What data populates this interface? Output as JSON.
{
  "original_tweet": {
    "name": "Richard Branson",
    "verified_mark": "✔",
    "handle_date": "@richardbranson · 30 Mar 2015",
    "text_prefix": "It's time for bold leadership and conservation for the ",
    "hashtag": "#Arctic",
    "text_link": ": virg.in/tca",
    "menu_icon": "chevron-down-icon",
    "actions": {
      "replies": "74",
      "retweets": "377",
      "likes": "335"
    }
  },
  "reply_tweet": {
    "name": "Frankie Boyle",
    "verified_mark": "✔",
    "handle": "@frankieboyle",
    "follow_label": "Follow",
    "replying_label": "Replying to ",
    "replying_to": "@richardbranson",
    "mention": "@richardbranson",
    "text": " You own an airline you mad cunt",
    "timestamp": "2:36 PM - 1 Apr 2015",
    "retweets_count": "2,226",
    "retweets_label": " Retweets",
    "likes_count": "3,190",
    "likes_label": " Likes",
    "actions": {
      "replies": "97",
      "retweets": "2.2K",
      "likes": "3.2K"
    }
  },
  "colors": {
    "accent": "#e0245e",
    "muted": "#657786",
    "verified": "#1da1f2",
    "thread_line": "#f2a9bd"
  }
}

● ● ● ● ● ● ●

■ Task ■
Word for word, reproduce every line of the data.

■ Output for this exercise ■
What data populates this interface? Output as JSON.
{
  "original_tweet": {
    "name": "Richard Branson",
    "verified_mark": "✔",
    "handle_date": "@richardbranson · 30 Mar 2015",
    "text_prefix": "It's time for bold leadership and conservation for the ",
    "hashtag": "#Arctic",
    "text_link": ": virg.in/tca",
    "menu_icon": "chevron-down-icon",
    "actions": {
      "replies": "74",
      "retweets": "377",
      "likes": "335"
    }
  },
  "reply_tweet": {
    "name": "Frankie Boyle",
    "verified_mark": "✔",
    "handle": "@frankieboyle",
    "follow_label": "Follow",
    "replying_label": "Replying to ",
    "replying_to": "@richardbranson",
    "mention": "@richardbranson",
    "text": " You own an airline you mad cunt",
    "timestamp": "2:36 PM - 1 Apr 2015",
    "retweets_count": "2,226",
    "retweets_label": " Retweets",
    "likes_count": "3,190",
    "likes_label": " Likes",
    "actions": {
      "replies": "97",
      "retweets": "2.2K",
      "likes": "3.2K"
    }
  },
  "colors": {
    "accent": "#e0245e",
    "muted": "#657786",
    "verified": "#1da1f2",
    "thread_line": "#f2a9bd"
  }
}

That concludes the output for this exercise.